You meet a lot of thoughtful, interesting people. Not everyone you meet in grad school will be great, and there can be a lot of competition. Like any situation in life, not everyone will be your best friend, but it’s almost 100% guaranteed that everyone there will be interesting. I loved when I got to grad school, and I was surrounded by people who were all into reading, travel, and really passionate about art. While academics aren’t always renowned for their social skills, they’ll almost always be thrilled to talk about their research. Even the most seemingly random, out-there topics can be super compelling when the person telling you about them is really into it.
While I still think my PhD was worth it, after surviving seven years of grad school (and that was fast, lots of people go for eight to ten years!), there are a few things I would want anyone considering a humanities PhD to know:
If you’re not independently wealthy or have parents who can fund your life, taking on extra student loans for degrees that won’t necessarily result in increased job prospects is a huge financial risk. Grad school makes the most financial sense if the school pays for you to do it through tuition remission, fellowships, teaching or research assistance-ships or other means. In fact I would go so far as to say ONLY go to grad school if the school is going to pay you to be there.
While in many ways grad school has a lot of perks including flexible schedules, summers off, studying the things you love, it is also very stressful. Frequently, you don’t know if you’ll have funding for the next academic year until April or May; you’re in competition with your classmates for attention, grants, publications, and teaching positions. You’re dedicating all of your time and energy studying something that not many people know or care about; even if you are a fellow or a TA and your education is paid for, you will likely have very, very little money. It will also seem like your non-grad school friends are leaving you in the dust with their house-buying and kid-having. Every grad school student I know shows signs of depression varying from mild to severe. Luckily, most schools have free mental health services which I highly recommend you familiarize yourself with ASAP.

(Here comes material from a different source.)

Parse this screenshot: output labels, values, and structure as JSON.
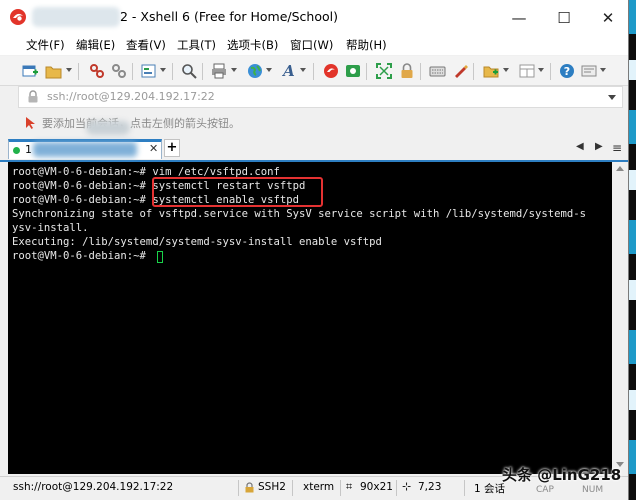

Once you graduate if you aren’t able to find a job in your field, you might have to spend a lot of time writing cover letters and going on interviews explaining away your extra degrees. Very few jobs outside of academia require a PhD, and the conventional wisdom is such that those that have PhDs are “over-qualified” for most positions, would get bored quickly, or would only stay until they got that coveted professorship. When you’re applying for jobs that only require a BA, you have to figure out fast how to explain that yes, although you have that MA or PhD you ARE actually interested in doing mail merges or pivot tables and NO, your head isn’t still stuck in a Roman archive.
Humanities grad school can be insanely rewarding. But it is not a direct path to a guaranteed career. It’s not even an indirect path to a guaranteed career. At this point, it’s best to think of it as a few years focusing on a subject you love, mixed with some travel, some fascinating people, and the ability to gain some useful skills. And for me, that was enough.
Brenna Graham is an art history PhD writing and working in Wisconsin. She chronicles her travel adventures on her blog.
Image via Flickr